[[ TASK DATA, beginning ]]

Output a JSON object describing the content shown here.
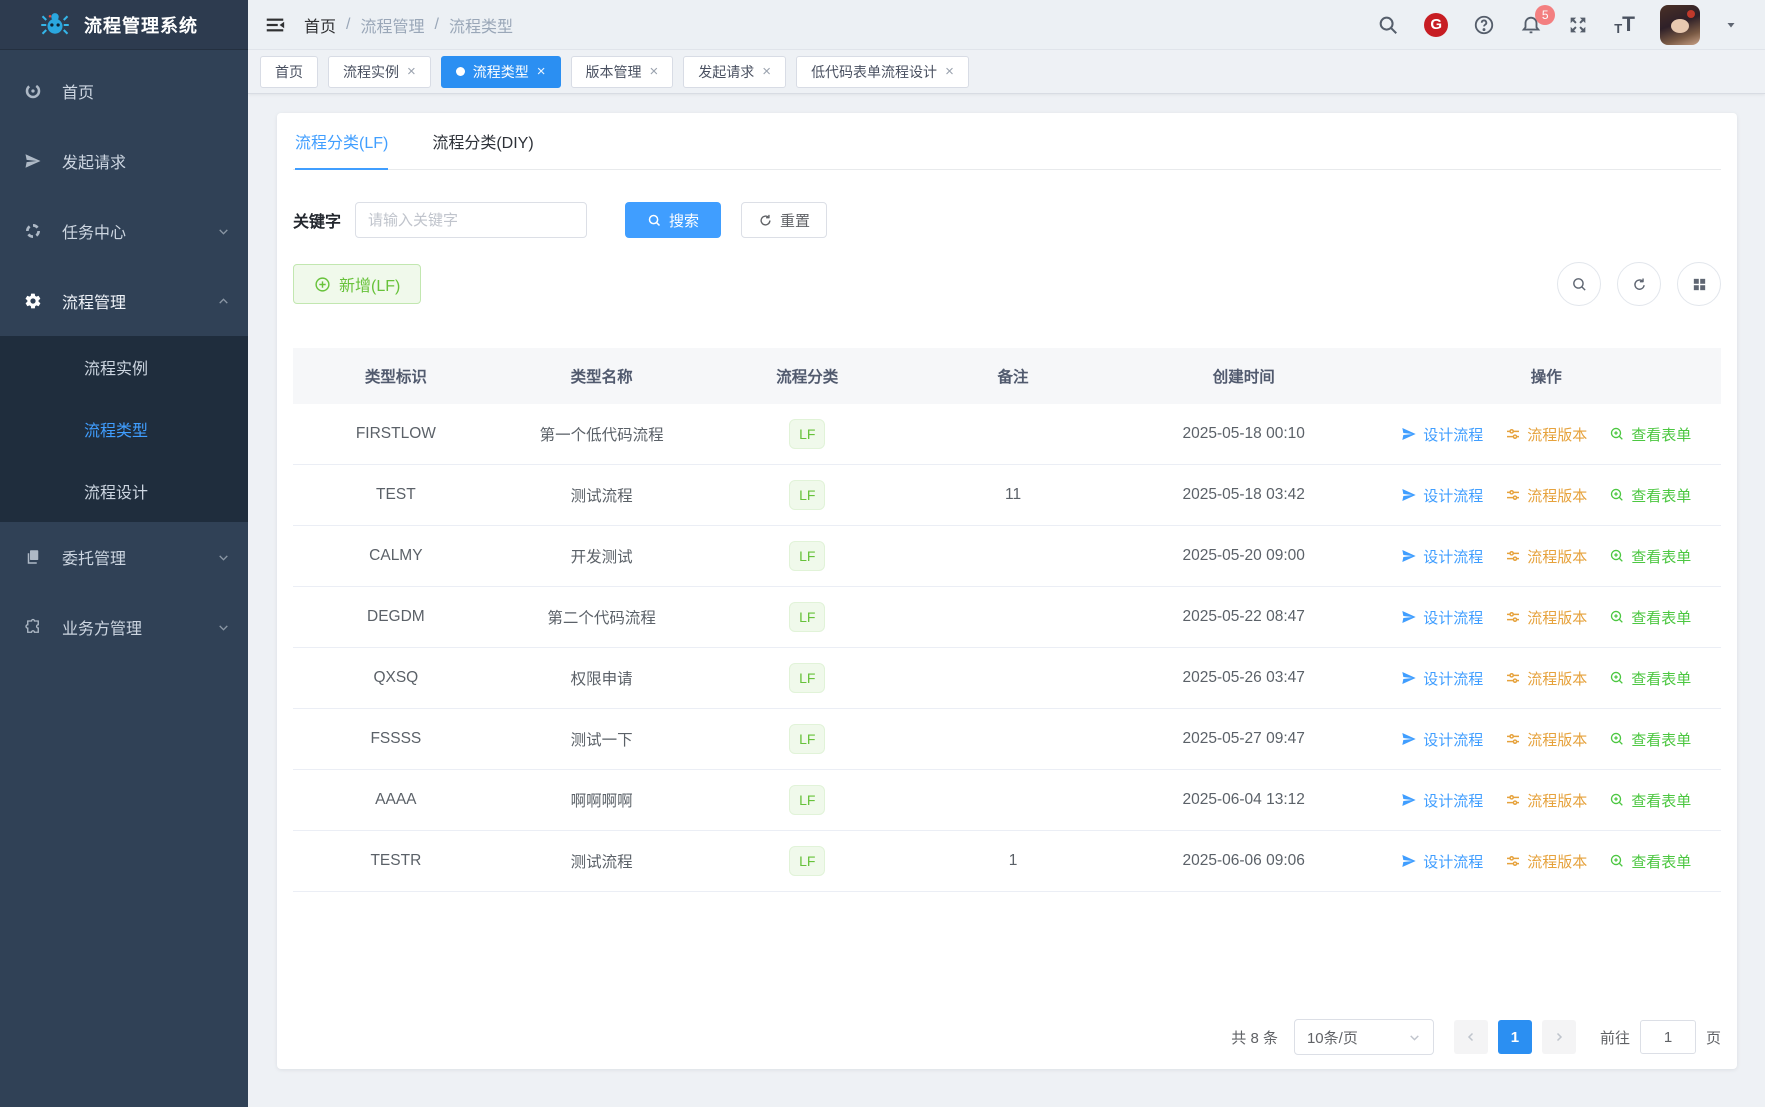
{
  "app": {
    "title": "流程管理系统"
  },
  "sidebar": {
    "items": [
      {
        "label": "首页"
      },
      {
        "label": "发起请求"
      },
      {
        "label": "任务中心"
      },
      {
        "label": "流程管理",
        "children": [
          {
            "label": "流程实例",
            "active": false
          },
          {
            "label": "流程类型",
            "active": true
          },
          {
            "label": "流程设计",
            "active": false
          }
        ]
      },
      {
        "label": "委托管理"
      },
      {
        "label": "业务方管理"
      }
    ]
  },
  "header": {
    "breadcrumb": [
      "首页",
      "流程管理",
      "流程类型"
    ],
    "breadcrumb_separator": "/",
    "notification_count": "5",
    "gitee_letter": "G",
    "help_mark": "?",
    "font_icon_small": "T",
    "font_icon_large": "T"
  },
  "tabs": {
    "close_glyph": "×",
    "items": [
      {
        "label": "首页",
        "closable": false,
        "active": false
      },
      {
        "label": "流程实例",
        "closable": true,
        "active": false
      },
      {
        "label": "流程类型",
        "closable": true,
        "active": true
      },
      {
        "label": "版本管理",
        "closable": true,
        "active": false
      },
      {
        "label": "发起请求",
        "closable": true,
        "active": false
      },
      {
        "label": "低代码表单流程设计",
        "closable": true,
        "active": false
      }
    ]
  },
  "page": {
    "subtabs": [
      {
        "label": "流程分类(LF)",
        "active": true
      },
      {
        "label": "流程分类(DIY)",
        "active": false
      }
    ],
    "filter": {
      "keyword_label": "关键字",
      "keyword_placeholder": "请输入关键字",
      "keyword_value": "",
      "search_label": "搜索",
      "reset_label": "重置"
    },
    "toolbar": {
      "add_label": "新增(LF)"
    },
    "table": {
      "headers": [
        "类型标识",
        "类型名称",
        "流程分类",
        "备注",
        "创建时间",
        "操作"
      ],
      "actions": [
        {
          "label": "设计流程",
          "color": "#409eff"
        },
        {
          "label": "流程版本",
          "color": "#e6a23c"
        },
        {
          "label": "查看表单",
          "color": "#67c23a"
        }
      ],
      "rows": [
        {
          "code": "FIRSTLOW",
          "name": "第一个低代码流程",
          "category": "LF",
          "remark": "",
          "created": "2025-05-18 00:10"
        },
        {
          "code": "TEST",
          "name": "测试流程",
          "category": "LF",
          "remark": "11",
          "created": "2025-05-18 03:42"
        },
        {
          "code": "CALMY",
          "name": "开发测试",
          "category": "LF",
          "remark": "",
          "created": "2025-05-20 09:00"
        },
        {
          "code": "DEGDM",
          "name": "第二个代码流程",
          "category": "LF",
          "remark": "",
          "created": "2025-05-22 08:47"
        },
        {
          "code": "QXSQ",
          "name": "权限申请",
          "category": "LF",
          "remark": "",
          "created": "2025-05-26 03:47"
        },
        {
          "code": "FSSSS",
          "name": "测试一下",
          "category": "LF",
          "remark": "",
          "created": "2025-05-27 09:47"
        },
        {
          "code": "AAAA",
          "name": "啊啊啊啊",
          "category": "LF",
          "remark": "",
          "created": "2025-06-04 13:12"
        },
        {
          "code": "TESTR",
          "name": "测试流程",
          "category": "LF",
          "remark": "1",
          "created": "2025-06-06 09:06"
        }
      ]
    },
    "pagination": {
      "total_text": "共 8 条",
      "page_size_text": "10条/页",
      "current_page": "1",
      "goto_label": "前往",
      "goto_value": "1",
      "page_unit": "页"
    }
  },
  "colors": {
    "primary": "#409eff",
    "tab_active": "#2b8ff2",
    "success": "#67c23a",
    "warning": "#e6a23c",
    "danger": "#f56c6c",
    "sidebar_bg": "#304156",
    "submenu_bg": "#1f2d3d",
    "gitee_red": "#c71d23"
  }
}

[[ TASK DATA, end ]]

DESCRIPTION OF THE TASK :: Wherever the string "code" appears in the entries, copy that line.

ANSWER BOX ::
          "code": "FIRSTLOW",
          "code": "TEST",
          "code": "CALMY",
          "code": "DEGDM",
          "code": "QXSQ",
          "code": "FSSSS",
          "code": "AAAA",
          "code": "TESTR",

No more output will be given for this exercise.